First of all, as evidenced by the aforementioned amateur BBC reporter from Cairo, when you study abroad within about a month you are officially an expert on all political, cultural and social issues of that nation. They will tell you what ethnic groups are the most divided over there. They will tell you how that country's residents feel about America, Britain or whatever allied country they happen to hail from, generally dispelling stereotypes you previously held. This is of course based on the fact that their assigned student sponsor or tour guide took them to a flea market, showed them the city's hottest dance club and taught them some slang terms, all while not stealing their passport or Ipod. Based on this ambassador of goodwill who they've been facebook friends with for a month now, study abroad students can tell you with 100% certainty that our perceptions of that country were completely wrong and that "They really don't have ill feelings towards America. Everybody was really nice to us." Yeah thanks, of course the foreign students in your exchange/study abroad program or your local sponsor were totally swell. They're kinda you know...educated..and supposed to be diplomatic. If a foreign exchange student comes to America they will probably have a high opinion of the Georgetown students or nice midwestern family they stay with too. However if we sent these kids to be shown around Biloxi, Mississippi by a couple of rednecks they'd probably feel a little less welcome. So maybe don't jump to conclusions on how an entire nation feels based on the opinion of one friendly kid you got drunk with who taught you how to say "cocksucker" in French.

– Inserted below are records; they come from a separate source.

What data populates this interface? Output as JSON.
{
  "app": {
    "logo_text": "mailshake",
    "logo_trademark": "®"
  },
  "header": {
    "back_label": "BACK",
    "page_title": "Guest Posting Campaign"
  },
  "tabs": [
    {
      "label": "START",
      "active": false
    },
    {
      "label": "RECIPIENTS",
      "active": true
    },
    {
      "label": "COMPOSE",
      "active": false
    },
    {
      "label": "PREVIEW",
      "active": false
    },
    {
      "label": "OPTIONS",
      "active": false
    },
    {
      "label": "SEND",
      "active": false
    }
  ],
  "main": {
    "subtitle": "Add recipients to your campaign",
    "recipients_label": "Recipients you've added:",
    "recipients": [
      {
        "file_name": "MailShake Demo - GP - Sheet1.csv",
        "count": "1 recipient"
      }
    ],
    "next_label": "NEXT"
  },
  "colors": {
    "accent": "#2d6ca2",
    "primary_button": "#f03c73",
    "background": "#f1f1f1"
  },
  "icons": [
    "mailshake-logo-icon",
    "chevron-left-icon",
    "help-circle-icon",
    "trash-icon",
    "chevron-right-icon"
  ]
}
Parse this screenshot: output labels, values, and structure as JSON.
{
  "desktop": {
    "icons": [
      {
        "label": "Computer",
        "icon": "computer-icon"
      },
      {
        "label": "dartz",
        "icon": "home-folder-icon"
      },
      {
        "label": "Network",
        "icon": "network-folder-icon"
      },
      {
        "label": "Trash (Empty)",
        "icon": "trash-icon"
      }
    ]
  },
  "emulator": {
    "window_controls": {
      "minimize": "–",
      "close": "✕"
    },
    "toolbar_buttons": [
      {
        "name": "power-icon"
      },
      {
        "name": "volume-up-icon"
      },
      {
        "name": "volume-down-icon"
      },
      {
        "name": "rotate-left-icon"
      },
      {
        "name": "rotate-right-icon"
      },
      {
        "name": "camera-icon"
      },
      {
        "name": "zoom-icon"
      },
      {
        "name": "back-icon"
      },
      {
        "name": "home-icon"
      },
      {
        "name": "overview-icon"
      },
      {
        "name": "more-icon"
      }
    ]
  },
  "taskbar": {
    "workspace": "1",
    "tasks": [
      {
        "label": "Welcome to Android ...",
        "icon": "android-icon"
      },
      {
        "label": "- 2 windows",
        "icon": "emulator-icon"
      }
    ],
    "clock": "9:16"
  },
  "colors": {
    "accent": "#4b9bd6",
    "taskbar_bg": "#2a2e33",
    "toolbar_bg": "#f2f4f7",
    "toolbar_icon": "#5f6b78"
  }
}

Along with the fact that students gain the ability to solve all complex foreign conflicts between nations upon completing their study abroad experience, they also gain an insight into why the country they visited is so much nicer than the good ol' US of A. This is usually expressed through their longing for "real Italian food" or lamenting of the fact that "Guiness really tastes so much better in the UK/Ireland where it's served at a lukewarm temperature." Civil war and aviation museums in America no longer compare to the beautiful art museums and engineering exhibits they saw in Paris and Prague. This is all assuming of course that they visited Europe. If they visited a 3rd world country in say South America or Africa, they will regale you with tales of how much they miss the "personality" of the country they studied in. This is to say they miss taking pictures of themselves with impoverished minority children, gypsies, and farm animals wearing the area's traditional garb. "Just such a simple, beautiful culture over there, you couldn't imagine." Really? You long for the experience of hugging smelly children and holding goats? Go visit rural Tennessee. Fortunately when encountering these future peace-corp volunteers you don't have to hear about how much better the food was over there. Generally when all you have to work with in the kitchen cupboard is rocks, grasshoppers and sticks, you're not gonna be able craft too much gourmet cuisine for your backpacker guests from UVA.

Anyways I'm obviously not opposed to foreign travel. Once I have money I'd like to do the Anthony Bourdain thing and travel to some foreign countries, eating exotic foods and drinking beers with a higher alcohol %. Just..you won't be hearing all about how it changed my life and I now have a complex understanding of another culture that you can't relate to. I won't be bitching to you about how some beer with a "Veissen" or "Gartner" in it's name is far better than Coors Original. Most of all, I will not be longing to leave my comfortable existence in the greatest nation in the world to permanently reside in the mountains with goats and poor kids. So stop blowing yourselves study abroaders. Just because you've been to an art museum and enjoyed a bowl of authentic "ceviche" doesn't mean you're Christopher Colombus.